**WORK INSTRUCTION**
Scan the entries for the word "commission", and copy every line where it appears.

== Segment start ==

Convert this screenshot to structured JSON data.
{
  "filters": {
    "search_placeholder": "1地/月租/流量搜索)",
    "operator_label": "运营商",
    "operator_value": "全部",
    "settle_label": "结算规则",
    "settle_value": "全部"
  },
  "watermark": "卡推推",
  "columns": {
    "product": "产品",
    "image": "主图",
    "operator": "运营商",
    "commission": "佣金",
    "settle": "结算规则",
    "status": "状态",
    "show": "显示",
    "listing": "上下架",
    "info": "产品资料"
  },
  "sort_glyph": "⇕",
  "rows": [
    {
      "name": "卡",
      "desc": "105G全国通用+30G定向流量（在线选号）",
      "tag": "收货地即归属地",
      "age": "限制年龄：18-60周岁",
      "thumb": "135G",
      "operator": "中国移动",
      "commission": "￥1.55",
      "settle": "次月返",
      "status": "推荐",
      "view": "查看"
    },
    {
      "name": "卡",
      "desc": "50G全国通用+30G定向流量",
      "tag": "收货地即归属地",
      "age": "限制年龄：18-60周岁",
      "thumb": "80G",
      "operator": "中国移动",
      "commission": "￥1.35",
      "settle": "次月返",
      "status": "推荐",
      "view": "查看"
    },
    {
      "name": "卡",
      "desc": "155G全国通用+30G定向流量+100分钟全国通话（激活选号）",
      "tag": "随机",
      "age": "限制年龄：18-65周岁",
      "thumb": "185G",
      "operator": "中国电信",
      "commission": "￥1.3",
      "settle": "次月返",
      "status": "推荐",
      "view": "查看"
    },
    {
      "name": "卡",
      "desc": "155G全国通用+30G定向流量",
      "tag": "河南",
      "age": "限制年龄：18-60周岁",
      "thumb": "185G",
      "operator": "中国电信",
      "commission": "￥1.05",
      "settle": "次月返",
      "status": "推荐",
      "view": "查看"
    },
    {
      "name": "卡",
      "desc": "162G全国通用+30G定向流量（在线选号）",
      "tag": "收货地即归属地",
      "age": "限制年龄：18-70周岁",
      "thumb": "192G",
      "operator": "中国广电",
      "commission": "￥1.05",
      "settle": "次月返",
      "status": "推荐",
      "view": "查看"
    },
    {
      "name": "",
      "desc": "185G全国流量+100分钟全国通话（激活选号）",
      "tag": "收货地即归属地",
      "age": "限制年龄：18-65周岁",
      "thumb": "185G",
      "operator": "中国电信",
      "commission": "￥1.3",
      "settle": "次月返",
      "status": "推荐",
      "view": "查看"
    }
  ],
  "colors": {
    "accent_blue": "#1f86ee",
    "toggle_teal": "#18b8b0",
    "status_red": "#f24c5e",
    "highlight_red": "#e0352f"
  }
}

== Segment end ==

**RESULT**
    "commission": "佣金",
      "commission": "￥1.55",
      "commission": "￥1.35",
      "commission": "￥1.3",
      "commission": "￥1.05",
      "commission": "￥1.05",
      "commission": "￥1.3",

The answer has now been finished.